Work task: Please report how many lines in the data below contain "ffffff". Nothing besides the number should be written.

BEGIN Exercise materials

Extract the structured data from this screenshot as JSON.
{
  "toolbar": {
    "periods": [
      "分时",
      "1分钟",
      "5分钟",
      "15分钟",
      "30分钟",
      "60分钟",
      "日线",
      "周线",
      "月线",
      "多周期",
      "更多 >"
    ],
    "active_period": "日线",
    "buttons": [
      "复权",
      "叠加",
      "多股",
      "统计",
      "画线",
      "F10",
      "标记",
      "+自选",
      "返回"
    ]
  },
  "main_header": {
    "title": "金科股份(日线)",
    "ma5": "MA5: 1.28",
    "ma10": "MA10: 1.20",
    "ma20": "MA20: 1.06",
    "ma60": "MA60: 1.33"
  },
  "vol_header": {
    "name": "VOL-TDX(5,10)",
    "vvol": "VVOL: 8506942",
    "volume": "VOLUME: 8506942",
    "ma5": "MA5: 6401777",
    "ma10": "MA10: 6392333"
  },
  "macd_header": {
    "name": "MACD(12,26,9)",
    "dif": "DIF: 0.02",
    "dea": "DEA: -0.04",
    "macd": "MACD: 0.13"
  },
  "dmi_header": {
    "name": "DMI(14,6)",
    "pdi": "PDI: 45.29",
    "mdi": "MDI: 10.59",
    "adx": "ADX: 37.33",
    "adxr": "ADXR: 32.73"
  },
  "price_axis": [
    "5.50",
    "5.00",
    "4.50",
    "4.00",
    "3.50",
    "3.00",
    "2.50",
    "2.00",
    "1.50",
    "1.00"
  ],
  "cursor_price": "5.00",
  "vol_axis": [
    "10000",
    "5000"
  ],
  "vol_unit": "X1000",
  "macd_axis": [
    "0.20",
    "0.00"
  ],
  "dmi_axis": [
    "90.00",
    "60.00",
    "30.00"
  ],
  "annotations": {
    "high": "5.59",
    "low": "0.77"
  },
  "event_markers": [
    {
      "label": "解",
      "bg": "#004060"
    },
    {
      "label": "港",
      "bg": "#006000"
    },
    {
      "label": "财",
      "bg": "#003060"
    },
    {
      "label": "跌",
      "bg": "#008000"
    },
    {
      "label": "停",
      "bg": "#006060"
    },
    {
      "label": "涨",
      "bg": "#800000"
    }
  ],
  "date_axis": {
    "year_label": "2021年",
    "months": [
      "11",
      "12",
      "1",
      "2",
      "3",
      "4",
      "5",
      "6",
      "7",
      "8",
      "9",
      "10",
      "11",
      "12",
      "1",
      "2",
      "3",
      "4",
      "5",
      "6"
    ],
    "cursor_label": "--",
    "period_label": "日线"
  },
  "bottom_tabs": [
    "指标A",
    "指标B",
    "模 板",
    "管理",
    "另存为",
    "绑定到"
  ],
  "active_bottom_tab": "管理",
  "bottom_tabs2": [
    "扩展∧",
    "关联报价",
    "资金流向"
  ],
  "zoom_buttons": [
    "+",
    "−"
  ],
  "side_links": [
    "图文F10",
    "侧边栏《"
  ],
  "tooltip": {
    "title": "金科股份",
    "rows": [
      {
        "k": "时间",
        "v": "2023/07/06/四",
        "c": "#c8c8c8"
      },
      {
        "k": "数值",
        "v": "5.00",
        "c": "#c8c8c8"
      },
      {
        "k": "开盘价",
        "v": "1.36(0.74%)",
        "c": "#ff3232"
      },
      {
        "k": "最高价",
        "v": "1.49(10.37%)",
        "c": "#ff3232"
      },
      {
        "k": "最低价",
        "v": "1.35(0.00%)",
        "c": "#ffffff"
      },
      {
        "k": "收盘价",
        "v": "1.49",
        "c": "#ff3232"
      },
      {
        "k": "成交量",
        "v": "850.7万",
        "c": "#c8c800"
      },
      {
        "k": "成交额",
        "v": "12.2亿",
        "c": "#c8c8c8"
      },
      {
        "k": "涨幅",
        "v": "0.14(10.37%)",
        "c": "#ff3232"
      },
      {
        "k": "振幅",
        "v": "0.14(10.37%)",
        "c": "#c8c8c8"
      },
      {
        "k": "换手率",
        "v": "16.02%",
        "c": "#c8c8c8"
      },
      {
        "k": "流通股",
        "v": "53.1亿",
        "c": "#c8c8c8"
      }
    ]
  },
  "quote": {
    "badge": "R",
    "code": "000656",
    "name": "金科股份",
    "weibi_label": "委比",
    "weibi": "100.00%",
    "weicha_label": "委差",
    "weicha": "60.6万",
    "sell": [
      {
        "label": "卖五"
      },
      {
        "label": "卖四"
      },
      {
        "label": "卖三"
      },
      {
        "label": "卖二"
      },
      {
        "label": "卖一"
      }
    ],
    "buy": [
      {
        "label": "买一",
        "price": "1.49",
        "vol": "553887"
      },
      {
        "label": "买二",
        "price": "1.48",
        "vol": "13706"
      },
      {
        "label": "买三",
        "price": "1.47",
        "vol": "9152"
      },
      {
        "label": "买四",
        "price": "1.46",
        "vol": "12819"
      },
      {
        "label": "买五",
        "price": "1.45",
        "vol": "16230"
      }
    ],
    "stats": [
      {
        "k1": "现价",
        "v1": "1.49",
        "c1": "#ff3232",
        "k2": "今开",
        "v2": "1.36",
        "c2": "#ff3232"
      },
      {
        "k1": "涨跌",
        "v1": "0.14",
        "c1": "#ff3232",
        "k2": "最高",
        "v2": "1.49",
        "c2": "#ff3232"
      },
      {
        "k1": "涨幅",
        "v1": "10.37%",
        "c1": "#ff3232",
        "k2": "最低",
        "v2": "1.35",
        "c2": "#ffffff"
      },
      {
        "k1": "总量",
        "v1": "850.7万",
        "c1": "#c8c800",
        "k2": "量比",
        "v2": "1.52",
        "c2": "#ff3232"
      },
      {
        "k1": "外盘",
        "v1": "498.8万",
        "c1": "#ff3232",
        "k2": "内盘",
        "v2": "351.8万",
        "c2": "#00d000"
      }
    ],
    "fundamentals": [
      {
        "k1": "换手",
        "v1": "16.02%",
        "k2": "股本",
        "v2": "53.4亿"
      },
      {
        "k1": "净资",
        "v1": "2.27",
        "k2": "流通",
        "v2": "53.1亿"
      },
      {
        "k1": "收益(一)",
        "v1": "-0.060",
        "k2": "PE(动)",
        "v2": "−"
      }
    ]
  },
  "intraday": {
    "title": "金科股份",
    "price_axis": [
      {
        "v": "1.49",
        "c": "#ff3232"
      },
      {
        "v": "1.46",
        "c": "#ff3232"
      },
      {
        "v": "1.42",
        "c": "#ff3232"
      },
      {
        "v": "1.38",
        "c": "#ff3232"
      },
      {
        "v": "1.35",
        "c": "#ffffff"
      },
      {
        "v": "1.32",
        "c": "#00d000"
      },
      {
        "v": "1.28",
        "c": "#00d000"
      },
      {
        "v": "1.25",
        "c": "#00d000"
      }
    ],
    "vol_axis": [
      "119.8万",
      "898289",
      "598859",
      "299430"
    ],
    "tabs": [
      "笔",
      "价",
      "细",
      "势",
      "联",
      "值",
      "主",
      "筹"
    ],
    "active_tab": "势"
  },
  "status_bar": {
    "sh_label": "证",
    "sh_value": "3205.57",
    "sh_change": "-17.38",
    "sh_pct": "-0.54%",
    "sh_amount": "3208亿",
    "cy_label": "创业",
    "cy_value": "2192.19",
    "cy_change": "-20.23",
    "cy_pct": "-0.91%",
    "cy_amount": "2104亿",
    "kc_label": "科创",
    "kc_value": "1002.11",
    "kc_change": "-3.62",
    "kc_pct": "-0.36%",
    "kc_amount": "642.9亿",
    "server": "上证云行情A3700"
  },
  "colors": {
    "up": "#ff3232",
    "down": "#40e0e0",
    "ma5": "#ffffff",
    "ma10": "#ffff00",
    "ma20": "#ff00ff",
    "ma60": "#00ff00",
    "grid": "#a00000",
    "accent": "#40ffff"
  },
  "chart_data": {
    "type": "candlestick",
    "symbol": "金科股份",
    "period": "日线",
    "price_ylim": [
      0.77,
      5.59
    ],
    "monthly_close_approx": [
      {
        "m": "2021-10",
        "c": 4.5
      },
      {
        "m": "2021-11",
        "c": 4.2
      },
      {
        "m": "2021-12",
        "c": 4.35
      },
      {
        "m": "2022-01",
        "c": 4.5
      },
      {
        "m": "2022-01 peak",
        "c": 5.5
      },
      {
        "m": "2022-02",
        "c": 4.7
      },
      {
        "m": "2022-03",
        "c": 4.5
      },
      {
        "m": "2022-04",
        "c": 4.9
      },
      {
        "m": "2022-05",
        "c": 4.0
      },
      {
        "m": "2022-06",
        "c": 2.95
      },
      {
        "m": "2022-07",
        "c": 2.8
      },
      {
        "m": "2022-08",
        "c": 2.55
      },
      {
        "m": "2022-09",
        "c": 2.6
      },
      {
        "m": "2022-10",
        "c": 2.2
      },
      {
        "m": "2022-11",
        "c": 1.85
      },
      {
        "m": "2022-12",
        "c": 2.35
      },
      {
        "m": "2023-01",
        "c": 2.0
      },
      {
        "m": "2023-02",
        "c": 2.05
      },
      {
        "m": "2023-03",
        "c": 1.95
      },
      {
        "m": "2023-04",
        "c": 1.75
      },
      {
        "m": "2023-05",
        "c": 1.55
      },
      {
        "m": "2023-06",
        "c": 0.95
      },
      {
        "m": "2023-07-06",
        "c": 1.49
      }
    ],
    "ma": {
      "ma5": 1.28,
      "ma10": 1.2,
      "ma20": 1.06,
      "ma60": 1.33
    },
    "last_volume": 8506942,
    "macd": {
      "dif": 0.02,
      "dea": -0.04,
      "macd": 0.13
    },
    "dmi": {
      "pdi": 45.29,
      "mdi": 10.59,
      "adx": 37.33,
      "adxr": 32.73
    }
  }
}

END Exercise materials

Solved problem: 4